The Hong Kong marathon has again brought the environmental crisis into sharp focus and this will probably recur for years to come. We can only hope that the marathon’s high profile will promote government action rather than denial and further false rationalisation. In the meantime, the marathon has highlighted several major inconsistencies, reflected in pronouncements by different sectors of the community, which should be addressed urgently. First, the Athletic Association sought to defend the event by pointing to an air pollution index (API) of 100 as “safe”.

It is not to be blamed for this, because, despite incontrovertible evidence to the contrary, the government continues to cling to this meaningless and misleading measure. I realise that to do otherwise (that is, tell the truth) would precipitate a political furore, but there are no grounds for arguing that such a level of pollution will not cause an injury to respiratory and cardiovascular systems of even healthy people.

I suggest that everyone who took part in the marathon was at risk of harm to their health from pollution. Mostly silent and unobservable, these medical events contribute to our lifetime risks of disease in the heart, blood vessels and lungs.

Second, I disagree with the downgrading of the risks by some medical colleagues, and the suggestion that these will amount to minor and insigificant symptoms. At the very least, they are signals of more fundamental damage. I suggest that the Academy of Medicine convene a consensus conference so that we can all speak with one voice on the matter.

Until and unless we have the courage to admit that we have lost control of air-quality management throughout the region and that the API is a completely bogus health-protection measure, we will move even further away from urgently needed definitive action.

ANTHONY J. HEDLEY, department of community medicine, University of Hong Kong

Hong Kong Marathon Air Pollution Alert

News Release – 13 February, 2006

Hong Kong Marathon should have sounded an air pollution alert

The air pollution levels were so high Sunday morning for the Hong Kong Standard Chartered Marathon 2006 there should have been air pollution alert to warn runners that their health was at significant risk.

According to the US Environmental Protection agency, an Air Pollution Index (API) of 88 – 100 means that everyone should reduce prolonged or heavy exertion. For an API over 100 everyone should avoid prolonged or heavy exertion. Says Annelise Connell, Chairman of Clear The Air “It was inexcusable for the Hong Kong Government to claim that no action should have been taken and that running a marathon in this pollution was not a risk to healthy people.”

Running in this marathon was guaranteed to make everyone sick to some degree because of the pollution. There is often a three day lag time between pollution episodes and symptoms, so everyone who ran on Sunday should check their health over the next few days and report any heart or respiratory symptoms to their doctor, the Health Department and the Environmental Protection Department.

The Air Pollution Index is worthless to athletes during a race because it is an average of the previous 24 hours. The air pollution peaked at 9 am and the runners were sucking in very unhealthy amounts of pollution.

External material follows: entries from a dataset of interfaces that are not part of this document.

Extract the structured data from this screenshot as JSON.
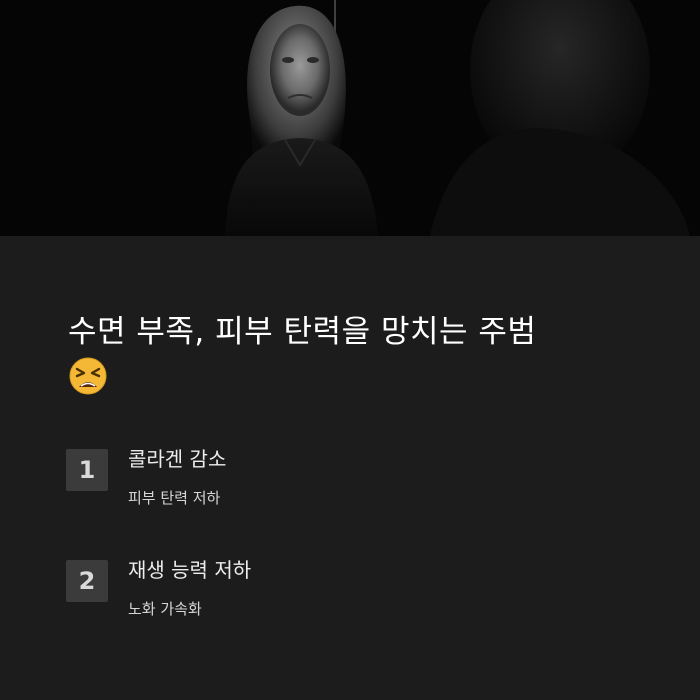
{
  "hero": {
    "image": "dark photo of an elderly woman in black clothing with a distressed expression, facing a dark mirror reflection"
  },
  "headline": {
    "title": "수면 부족, 피부 탄력을 망치는 주범",
    "emoji_icon": "tired-face-emoji-icon"
  },
  "items": [
    {
      "number": "1",
      "title": "콜라겐 감소",
      "subtitle": "피부 탄력 저하"
    },
    {
      "number": "2",
      "title": "재생 능력 저하",
      "subtitle": "노화 가속화"
    }
  ],
  "colors": {
    "background": "#1c1c1c",
    "hero_background": "#050505",
    "number_box": "#3b3b3b",
    "text": "#ffffff",
    "emoji": "#f5b836"
  }
}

Said Ms. Connell “All sporting events organizers should check the Greenpeace / Clear The Air website to see if athletes need to be warned of the air pollution levels.”

European Union “very unhealthy” level is 50 micrograms per cubic metres of air.
Hong Kong “very unhealthy” level is 180 micrograms per cubic metres of air.

Economic Cost of Air Pollution

5 November, 2004 – South China Morning Post

David Hui Shu-cheong, an assistant professor at the Chinese University’s Division of Respiratory Medicine, noted that the number of patients suffering from breathing problems surged a few days after the air pollution index (API) rose.

Some of those suffering from asthma and chronic obstructive lung diseases such as bronchitis and emphysema end up in hospital.